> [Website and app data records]
__________________________________________________

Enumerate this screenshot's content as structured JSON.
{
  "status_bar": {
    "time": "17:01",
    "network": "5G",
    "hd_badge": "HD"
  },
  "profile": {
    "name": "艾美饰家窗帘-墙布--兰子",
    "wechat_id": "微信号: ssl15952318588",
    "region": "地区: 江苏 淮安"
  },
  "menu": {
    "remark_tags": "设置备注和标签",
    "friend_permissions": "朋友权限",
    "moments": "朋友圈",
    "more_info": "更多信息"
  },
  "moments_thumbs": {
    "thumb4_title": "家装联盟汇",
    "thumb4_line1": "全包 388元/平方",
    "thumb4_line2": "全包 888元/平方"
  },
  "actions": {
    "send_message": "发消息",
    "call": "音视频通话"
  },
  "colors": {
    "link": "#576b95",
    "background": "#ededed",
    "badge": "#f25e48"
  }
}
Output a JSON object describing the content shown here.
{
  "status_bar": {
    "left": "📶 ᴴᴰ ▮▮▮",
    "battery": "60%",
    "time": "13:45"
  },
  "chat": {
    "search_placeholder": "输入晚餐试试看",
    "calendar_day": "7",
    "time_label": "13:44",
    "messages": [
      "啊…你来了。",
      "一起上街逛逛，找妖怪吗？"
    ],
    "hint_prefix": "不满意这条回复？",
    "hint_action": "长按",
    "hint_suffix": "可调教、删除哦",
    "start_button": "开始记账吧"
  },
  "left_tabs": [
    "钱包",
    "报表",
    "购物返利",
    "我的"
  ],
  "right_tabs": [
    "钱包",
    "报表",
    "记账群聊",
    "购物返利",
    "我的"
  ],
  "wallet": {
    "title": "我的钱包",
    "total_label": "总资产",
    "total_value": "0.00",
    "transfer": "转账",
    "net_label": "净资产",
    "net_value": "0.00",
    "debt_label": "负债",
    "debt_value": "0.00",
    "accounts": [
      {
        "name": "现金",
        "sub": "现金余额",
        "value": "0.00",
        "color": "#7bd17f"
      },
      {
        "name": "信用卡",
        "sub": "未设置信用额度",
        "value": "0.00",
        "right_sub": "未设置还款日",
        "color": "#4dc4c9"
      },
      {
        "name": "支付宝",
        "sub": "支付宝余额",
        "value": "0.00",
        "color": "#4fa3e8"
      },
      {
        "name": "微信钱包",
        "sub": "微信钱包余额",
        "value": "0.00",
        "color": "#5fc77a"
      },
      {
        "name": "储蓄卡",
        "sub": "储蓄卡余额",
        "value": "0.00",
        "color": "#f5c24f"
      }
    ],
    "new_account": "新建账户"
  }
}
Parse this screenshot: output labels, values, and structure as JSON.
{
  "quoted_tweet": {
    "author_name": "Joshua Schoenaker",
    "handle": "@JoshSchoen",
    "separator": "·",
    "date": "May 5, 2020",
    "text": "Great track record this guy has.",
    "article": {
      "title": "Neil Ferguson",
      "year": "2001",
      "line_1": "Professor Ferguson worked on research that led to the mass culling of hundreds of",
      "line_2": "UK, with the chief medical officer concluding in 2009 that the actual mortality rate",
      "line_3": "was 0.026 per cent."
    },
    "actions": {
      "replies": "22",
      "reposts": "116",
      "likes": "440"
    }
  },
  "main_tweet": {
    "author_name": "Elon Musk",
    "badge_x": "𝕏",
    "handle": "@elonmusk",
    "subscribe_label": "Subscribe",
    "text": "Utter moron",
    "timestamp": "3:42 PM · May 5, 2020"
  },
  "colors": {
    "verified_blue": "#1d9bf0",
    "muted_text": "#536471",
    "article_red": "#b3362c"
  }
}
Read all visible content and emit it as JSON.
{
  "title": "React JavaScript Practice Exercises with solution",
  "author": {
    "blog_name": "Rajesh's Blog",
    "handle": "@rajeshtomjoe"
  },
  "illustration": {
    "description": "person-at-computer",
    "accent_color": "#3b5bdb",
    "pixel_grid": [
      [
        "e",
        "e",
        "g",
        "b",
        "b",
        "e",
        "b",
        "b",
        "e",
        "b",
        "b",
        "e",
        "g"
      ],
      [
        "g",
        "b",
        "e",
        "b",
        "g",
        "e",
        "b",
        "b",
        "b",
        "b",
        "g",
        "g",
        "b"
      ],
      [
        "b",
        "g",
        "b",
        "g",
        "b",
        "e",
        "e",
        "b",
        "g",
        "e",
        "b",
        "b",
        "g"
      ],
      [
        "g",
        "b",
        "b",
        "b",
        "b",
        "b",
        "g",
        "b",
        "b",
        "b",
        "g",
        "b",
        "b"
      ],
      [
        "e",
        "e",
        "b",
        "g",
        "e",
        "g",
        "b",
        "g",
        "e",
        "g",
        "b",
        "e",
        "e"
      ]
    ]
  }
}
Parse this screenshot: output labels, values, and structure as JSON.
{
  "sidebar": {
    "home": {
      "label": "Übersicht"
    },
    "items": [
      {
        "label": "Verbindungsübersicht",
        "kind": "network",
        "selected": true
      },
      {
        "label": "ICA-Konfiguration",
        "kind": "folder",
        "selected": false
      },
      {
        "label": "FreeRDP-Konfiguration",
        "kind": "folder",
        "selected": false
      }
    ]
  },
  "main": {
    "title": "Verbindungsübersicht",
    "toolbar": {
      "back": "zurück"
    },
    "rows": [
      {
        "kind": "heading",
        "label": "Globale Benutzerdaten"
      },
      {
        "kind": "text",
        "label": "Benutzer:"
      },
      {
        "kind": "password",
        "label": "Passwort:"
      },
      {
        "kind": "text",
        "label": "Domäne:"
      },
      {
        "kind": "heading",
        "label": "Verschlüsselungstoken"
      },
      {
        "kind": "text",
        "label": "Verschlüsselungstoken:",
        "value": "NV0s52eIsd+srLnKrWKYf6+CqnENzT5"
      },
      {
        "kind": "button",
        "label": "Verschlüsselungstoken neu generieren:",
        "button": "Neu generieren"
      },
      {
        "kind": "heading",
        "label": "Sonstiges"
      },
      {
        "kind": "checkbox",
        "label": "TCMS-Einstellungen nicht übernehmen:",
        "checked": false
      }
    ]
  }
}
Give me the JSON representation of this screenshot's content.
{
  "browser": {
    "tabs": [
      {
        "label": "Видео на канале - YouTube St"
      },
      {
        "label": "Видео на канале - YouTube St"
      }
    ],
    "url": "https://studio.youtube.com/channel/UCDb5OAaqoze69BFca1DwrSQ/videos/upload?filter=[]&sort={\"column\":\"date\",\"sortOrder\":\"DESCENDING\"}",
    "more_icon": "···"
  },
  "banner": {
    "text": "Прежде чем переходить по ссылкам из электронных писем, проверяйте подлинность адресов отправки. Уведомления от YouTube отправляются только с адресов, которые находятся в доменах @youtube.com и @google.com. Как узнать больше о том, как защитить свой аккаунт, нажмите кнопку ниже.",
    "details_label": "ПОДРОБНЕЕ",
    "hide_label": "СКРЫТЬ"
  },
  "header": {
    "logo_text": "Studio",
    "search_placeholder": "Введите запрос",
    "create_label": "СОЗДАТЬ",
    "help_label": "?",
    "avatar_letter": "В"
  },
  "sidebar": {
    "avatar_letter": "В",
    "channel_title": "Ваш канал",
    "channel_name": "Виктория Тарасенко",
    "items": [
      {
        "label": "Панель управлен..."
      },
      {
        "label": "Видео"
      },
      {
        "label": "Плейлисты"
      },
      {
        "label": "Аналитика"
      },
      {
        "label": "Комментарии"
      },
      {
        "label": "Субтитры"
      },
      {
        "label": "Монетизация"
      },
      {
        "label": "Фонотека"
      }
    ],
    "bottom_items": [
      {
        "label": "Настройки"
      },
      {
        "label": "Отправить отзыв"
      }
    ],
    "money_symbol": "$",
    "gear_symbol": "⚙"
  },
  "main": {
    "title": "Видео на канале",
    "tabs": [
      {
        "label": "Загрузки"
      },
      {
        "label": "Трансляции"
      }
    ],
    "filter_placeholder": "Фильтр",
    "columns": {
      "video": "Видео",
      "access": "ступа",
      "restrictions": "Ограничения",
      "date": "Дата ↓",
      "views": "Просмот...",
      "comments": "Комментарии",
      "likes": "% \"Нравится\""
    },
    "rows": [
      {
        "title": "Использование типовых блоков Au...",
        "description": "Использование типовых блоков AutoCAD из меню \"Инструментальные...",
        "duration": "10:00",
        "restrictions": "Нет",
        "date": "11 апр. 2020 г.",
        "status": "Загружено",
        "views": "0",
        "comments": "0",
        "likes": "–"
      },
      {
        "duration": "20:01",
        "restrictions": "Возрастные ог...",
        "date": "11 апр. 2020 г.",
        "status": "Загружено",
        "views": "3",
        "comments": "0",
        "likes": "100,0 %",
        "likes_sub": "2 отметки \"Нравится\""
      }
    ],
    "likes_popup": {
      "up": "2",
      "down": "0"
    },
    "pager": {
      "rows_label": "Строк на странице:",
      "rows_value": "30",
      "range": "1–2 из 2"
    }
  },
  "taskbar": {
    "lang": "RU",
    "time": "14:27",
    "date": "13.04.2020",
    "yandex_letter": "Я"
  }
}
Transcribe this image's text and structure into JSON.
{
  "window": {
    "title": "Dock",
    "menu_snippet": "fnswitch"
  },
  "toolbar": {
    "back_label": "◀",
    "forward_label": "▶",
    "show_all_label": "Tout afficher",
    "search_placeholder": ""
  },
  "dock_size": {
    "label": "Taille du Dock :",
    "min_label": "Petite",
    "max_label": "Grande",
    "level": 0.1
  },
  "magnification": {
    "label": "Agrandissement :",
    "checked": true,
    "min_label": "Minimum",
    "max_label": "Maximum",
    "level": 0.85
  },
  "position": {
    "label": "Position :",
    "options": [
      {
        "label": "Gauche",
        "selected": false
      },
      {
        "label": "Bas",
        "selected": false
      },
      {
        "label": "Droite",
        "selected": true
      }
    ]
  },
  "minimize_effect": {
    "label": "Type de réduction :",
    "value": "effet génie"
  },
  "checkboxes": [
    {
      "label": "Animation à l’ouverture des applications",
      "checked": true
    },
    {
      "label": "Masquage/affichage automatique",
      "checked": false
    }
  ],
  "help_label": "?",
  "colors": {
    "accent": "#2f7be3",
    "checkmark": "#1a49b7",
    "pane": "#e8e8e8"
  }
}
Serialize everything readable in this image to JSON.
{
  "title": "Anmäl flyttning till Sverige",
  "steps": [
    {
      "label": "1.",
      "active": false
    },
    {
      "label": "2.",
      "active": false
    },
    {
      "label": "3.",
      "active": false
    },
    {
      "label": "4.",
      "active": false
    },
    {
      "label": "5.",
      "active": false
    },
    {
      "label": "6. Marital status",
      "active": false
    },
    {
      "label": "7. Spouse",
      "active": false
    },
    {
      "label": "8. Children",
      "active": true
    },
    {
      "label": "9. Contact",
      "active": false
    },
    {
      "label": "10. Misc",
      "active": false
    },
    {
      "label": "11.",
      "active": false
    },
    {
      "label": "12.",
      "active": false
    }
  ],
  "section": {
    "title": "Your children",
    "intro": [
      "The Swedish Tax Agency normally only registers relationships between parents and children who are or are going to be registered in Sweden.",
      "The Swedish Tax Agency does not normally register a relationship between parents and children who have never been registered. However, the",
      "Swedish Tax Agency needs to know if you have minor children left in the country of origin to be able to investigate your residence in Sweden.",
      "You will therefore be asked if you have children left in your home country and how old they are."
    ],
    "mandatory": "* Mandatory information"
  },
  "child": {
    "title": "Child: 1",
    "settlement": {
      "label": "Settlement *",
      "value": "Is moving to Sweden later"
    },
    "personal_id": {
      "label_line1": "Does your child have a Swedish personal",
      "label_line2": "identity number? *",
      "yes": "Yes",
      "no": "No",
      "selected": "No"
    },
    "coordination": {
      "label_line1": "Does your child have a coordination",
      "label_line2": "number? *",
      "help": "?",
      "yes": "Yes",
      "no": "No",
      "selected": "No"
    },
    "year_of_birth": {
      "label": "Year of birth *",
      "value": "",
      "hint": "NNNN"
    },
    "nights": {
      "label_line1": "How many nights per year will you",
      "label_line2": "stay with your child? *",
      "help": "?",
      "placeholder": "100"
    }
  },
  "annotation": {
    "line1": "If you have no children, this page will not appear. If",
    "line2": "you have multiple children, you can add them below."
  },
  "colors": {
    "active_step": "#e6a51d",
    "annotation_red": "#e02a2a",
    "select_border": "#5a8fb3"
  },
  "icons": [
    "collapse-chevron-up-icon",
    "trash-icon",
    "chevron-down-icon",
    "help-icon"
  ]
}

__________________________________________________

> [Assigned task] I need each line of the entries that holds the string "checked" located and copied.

> [Solution to this exercise]
        "checked": false
    "checked": true,
      "checked": true
      "checked": false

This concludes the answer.